Mom, Becky and I each started shaping our pretzels. With the palms, we shaped each portion into a 20″ rope. Then, holding the ends of the rope, we twisted the ends together, brought the twisted end up and over the loop, attaching it to the bottom center. It was definitely a learning experience. I can honestly say that some of them came out looking like pretzels.
Once shaped, the rolls were placed on the prepared baking sheets and allowed to rest, uncovered, at room temperature for 30 minutes.
While the pretzels were resting, I preheated the oven to 400 degrees, made an egg glaze and prepared a water/baking soda bath. (You can skip the water/soda bath if you prefer soft breadlike pretzels.)
The egg glaze was made by beating 1 egg white with 1 tablespoon of water.

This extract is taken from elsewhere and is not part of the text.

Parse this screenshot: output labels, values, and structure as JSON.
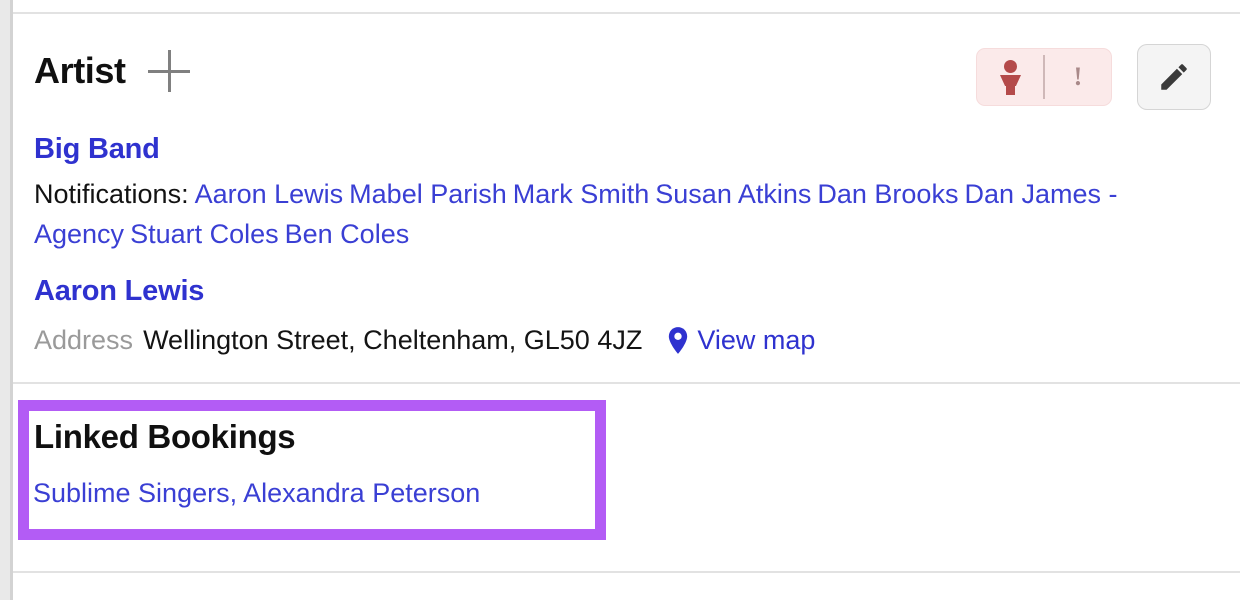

The bath was prepared by boiling 2 quarts of water and 2 tablespoons of baking soda in a large deep pan
When the pretzels are done resting, I used a large spatula to carefully lift a risen pretzel and lower it into the boiling water. You can boil 2 pretzels at once. Leaving the water at a low rolling boil, I boiled each pretzel for between 45 and 60 seconds, flipping is over halfway though the time. Once each pretzel was puffy, I removed it from the bath using a slotted spoon, and allowed the excess water to drip back into the pan before placing the boiled roll back on the prepared baking sheet.
I brushed each pretzel with the egg glaze and sprinkled with a little coarse kosher sea salt. The pretzels were baked, one pan at a time, in the center of the oven for about 18 minutes (the recipes says 16-20).
The pretzels were placed on a rack to cool. They can be eaten warm or stored (covered in a single layer of tin foil) at room temperature for up to 3 days. I honestly don’t think we will need to be storing many of these, they are too good. Becky (my sister) brought some cheese sauce so we all sat around dipping warm pretzels in cheese. I really doubt there will be any left tomorrow.
They are delicious, chewy, slightly salty with the outer texture I expect from soft pretzels. I doubt I would have liked them quite as much without the water bath. Admittedly, they don’t look a whole lot like pretzels, but they are delicious. I also imagine, because they are shaped more like rolls than pretzels, they would make great sandwich buns.
Another keeper, I may be making this one whenever I have company coming.